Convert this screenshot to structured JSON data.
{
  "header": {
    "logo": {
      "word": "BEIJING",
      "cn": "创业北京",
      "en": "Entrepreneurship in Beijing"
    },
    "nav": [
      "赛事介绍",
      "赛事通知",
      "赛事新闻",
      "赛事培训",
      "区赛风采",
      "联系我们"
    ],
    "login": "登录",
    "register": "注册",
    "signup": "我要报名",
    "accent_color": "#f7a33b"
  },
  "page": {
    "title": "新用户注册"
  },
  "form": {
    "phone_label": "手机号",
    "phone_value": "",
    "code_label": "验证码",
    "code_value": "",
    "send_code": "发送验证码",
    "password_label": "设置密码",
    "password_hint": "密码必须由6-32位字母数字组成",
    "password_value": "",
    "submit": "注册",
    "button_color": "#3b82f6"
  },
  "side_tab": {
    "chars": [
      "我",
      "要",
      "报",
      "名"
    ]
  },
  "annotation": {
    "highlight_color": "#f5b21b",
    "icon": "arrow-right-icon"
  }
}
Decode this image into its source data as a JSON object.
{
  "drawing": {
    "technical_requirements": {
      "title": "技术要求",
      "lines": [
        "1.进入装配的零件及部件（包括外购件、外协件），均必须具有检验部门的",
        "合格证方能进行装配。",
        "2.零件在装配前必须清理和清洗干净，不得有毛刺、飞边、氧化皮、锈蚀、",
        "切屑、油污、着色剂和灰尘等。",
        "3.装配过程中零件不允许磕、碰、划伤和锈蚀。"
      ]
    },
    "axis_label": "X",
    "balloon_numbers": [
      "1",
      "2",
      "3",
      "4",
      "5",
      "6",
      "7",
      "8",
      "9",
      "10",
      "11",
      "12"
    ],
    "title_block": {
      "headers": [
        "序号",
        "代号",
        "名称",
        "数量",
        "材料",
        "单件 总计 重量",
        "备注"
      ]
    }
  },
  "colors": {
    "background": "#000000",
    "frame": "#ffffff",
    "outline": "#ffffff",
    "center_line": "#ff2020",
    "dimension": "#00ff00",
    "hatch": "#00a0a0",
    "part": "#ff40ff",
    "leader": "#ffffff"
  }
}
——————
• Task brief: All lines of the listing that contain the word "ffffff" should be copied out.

• Written solution:
    "frame": "#ffffff",
    "outline": "#ffffff",
    "leader": "#ffffff"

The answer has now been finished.